__Task requirements__.
Reproduce the data below in full and to the letter, images excepted.

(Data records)
- - - -
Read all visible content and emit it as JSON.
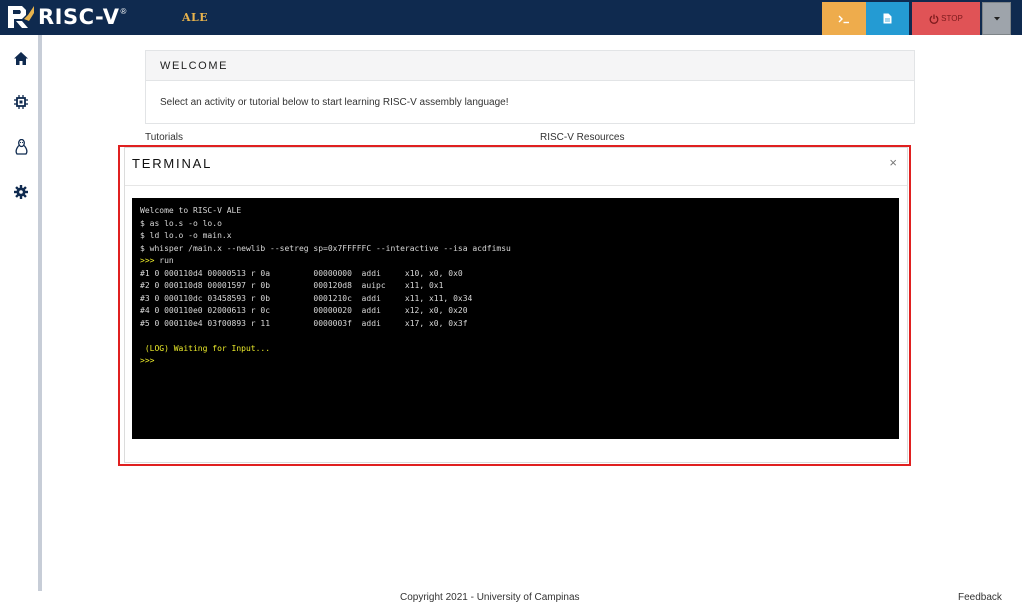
{
  "header": {
    "logo_text": "RISC-V",
    "logo_reg": "®",
    "app_name": "ALE",
    "stop_label": "STOP",
    "colors": {
      "bar": "#0f2a4f",
      "terminal_btn": "#eeac4c",
      "file_btn": "#249bd3",
      "stop_btn": "#e05356",
      "more_btn": "#9ea4ab"
    },
    "icons": {
      "terminal": "terminal-icon",
      "file": "file-icon",
      "stop": "power-icon",
      "more": "caret-down-icon"
    }
  },
  "sidebar": {
    "items": [
      {
        "icon": "home-icon"
      },
      {
        "icon": "chip-icon"
      },
      {
        "icon": "linux-icon"
      },
      {
        "icon": "gear-icon"
      }
    ]
  },
  "welcome": {
    "title": "WELCOME",
    "body": "Select an activity or tutorial below to start learning RISC-V assembly language!"
  },
  "sections": {
    "tutorials": "Tutorials",
    "resources": "RISC-V Resources"
  },
  "terminal_modal": {
    "title": "TERMINAL",
    "close": "×",
    "lines": [
      {
        "text": "Welcome to RISC-V ALE",
        "color": "normal"
      },
      {
        "text": "$ as lo.s -o lo.o",
        "color": "normal"
      },
      {
        "text": "$ ld lo.o -o main.x",
        "color": "normal"
      },
      {
        "text": "$ whisper /main.x --newlib --setreg sp=0x7FFFFFC --interactive --isa acdfimsu",
        "color": "normal"
      },
      {
        "text": ">>> run",
        "color": "prompt"
      },
      {
        "text": "#1 0 000110d4 00000513 r 0a         00000000  addi     x10, x0, 0x0",
        "color": "normal"
      },
      {
        "text": "#2 0 000110d8 00001597 r 0b         000120d8  auipc    x11, 0x1",
        "color": "normal"
      },
      {
        "text": "#3 0 000110dc 03458593 r 0b         0001210c  addi     x11, x11, 0x34",
        "color": "normal"
      },
      {
        "text": "#4 0 000110e0 02000613 r 0c         00000020  addi     x12, x0, 0x20",
        "color": "normal"
      },
      {
        "text": "#5 0 000110e4 03f00893 r 11         0000003f  addi     x17, x0, 0x3f",
        "color": "normal"
      },
      {
        "text": "",
        "color": "normal"
      },
      {
        "text": " (LOG) Waiting for Input...",
        "color": "yellow"
      },
      {
        "text": ">>>",
        "color": "yellow"
      }
    ]
  },
  "footer": {
    "copyright": "Copyright 2021 - University of Campinas",
    "feedback": "Feedback"
  }
}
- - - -
__Result__.
Read all visible content and emit it as JSON.
{
  "header": {
    "logo_text": "RISC-V",
    "logo_reg": "®",
    "app_name": "ALE",
    "stop_label": "STOP",
    "colors": {
      "bar": "#0f2a4f",
      "terminal_btn": "#eeac4c",
      "file_btn": "#249bd3",
      "stop_btn": "#e05356",
      "more_btn": "#9ea4ab"
    },
    "icons": {
      "terminal": "terminal-icon",
      "file": "file-icon",
      "stop": "power-icon",
      "more": "caret-down-icon"
    }
  },
  "sidebar": {
    "items": [
      {
        "icon": "home-icon"
      },
      {
        "icon": "chip-icon"
      },
      {
        "icon": "linux-icon"
      },
      {
        "icon": "gear-icon"
      }
    ]
  },
  "welcome": {
    "title": "WELCOME",
    "body": "Select an activity or tutorial below to start learning RISC-V assembly language!"
  },
  "sections": {
    "tutorials": "Tutorials",
    "resources": "RISC-V Resources"
  },
  "terminal_modal": {
    "title": "TERMINAL",
    "close": "×",
    "lines": [
      {
        "text": "Welcome to RISC-V ALE",
        "color": "normal"
      },
      {
        "text": "$ as lo.s -o lo.o",
        "color": "normal"
      },
      {
        "text": "$ ld lo.o -o main.x",
        "color": "normal"
      },
      {
        "text": "$ whisper /main.x --newlib --setreg sp=0x7FFFFFC --interactive --isa acdfimsu",
        "color": "normal"
      },
      {
        "text": ">>> run",
        "color": "prompt"
      },
      {
        "text": "#1 0 000110d4 00000513 r 0a         00000000  addi     x10, x0, 0x0",
        "color": "normal"
      },
      {
        "text": "#2 0 000110d8 00001597 r 0b         000120d8  auipc    x11, 0x1",
        "color": "normal"
      },
      {
        "text": "#3 0 000110dc 03458593 r 0b         0001210c  addi     x11, x11, 0x34",
        "color": "normal"
      },
      {
        "text": "#4 0 000110e0 02000613 r 0c         00000020  addi     x12, x0, 0x20",
        "color": "normal"
      },
      {
        "text": "#5 0 000110e4 03f00893 r 11         0000003f  addi     x17, x0, 0x3f",
        "color": "normal"
      },
      {
        "text": "",
        "color": "normal"
      },
      {
        "text": " (LOG) Waiting for Input...",
        "color": "yellow"
      },
      {
        "text": ">>>",
        "color": "yellow"
      }
    ]
  },
  "footer": {
    "copyright": "Copyright 2021 - University of Campinas",
    "feedback": "Feedback"
  }
}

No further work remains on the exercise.